TASK PROMPT » Count the lines below that hold the word "post" and say how many, with no other text.
-------- DATA FOR THIS EXERCISE --------
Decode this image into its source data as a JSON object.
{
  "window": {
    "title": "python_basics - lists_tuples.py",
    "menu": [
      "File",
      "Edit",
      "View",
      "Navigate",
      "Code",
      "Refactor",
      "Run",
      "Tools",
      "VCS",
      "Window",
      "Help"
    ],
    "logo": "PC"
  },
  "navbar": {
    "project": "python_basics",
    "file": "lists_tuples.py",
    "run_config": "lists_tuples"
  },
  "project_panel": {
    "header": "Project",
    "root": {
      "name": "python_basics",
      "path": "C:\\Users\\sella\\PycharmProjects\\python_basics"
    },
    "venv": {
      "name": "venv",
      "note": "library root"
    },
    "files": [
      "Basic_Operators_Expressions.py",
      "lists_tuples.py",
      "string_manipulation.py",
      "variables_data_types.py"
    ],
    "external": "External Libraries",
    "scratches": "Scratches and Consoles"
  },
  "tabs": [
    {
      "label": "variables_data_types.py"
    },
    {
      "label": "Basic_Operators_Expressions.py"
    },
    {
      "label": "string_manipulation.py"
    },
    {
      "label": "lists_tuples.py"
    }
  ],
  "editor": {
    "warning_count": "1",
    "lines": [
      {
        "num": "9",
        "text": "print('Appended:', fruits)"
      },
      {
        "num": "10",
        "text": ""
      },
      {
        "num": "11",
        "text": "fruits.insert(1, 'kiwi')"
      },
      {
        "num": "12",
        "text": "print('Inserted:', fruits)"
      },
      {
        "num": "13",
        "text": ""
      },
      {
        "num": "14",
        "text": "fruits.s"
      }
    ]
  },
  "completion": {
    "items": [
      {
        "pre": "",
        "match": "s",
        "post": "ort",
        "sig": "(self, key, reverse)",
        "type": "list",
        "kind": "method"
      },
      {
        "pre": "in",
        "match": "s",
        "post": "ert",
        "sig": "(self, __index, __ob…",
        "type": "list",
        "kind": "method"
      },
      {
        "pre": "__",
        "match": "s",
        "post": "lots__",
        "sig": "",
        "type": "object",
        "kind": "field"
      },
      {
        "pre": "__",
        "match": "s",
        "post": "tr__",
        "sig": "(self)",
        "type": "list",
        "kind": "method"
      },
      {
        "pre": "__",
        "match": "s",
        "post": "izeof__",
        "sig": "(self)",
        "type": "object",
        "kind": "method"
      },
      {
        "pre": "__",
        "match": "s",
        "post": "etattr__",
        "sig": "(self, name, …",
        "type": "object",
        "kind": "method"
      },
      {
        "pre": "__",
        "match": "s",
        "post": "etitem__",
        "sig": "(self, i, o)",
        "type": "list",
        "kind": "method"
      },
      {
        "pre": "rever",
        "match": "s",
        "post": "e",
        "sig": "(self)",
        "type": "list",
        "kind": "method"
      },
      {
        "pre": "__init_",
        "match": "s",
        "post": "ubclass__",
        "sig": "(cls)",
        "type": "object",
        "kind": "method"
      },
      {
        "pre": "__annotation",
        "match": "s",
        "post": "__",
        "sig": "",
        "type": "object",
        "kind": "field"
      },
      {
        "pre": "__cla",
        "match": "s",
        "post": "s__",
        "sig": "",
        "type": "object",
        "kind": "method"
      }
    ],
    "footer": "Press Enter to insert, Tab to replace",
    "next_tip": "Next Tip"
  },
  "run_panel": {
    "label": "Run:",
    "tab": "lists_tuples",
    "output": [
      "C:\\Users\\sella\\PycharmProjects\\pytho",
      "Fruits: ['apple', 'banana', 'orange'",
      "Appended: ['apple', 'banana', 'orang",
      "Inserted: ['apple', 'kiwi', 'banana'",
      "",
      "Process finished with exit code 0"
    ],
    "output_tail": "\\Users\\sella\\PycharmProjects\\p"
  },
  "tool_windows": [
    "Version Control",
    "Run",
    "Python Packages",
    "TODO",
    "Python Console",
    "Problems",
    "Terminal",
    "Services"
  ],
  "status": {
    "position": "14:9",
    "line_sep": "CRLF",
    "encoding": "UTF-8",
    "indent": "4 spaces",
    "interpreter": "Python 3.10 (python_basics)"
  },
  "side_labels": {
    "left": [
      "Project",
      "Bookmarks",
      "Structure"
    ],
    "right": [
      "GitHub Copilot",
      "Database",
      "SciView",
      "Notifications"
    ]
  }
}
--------
EXERCISE ANSWER » 11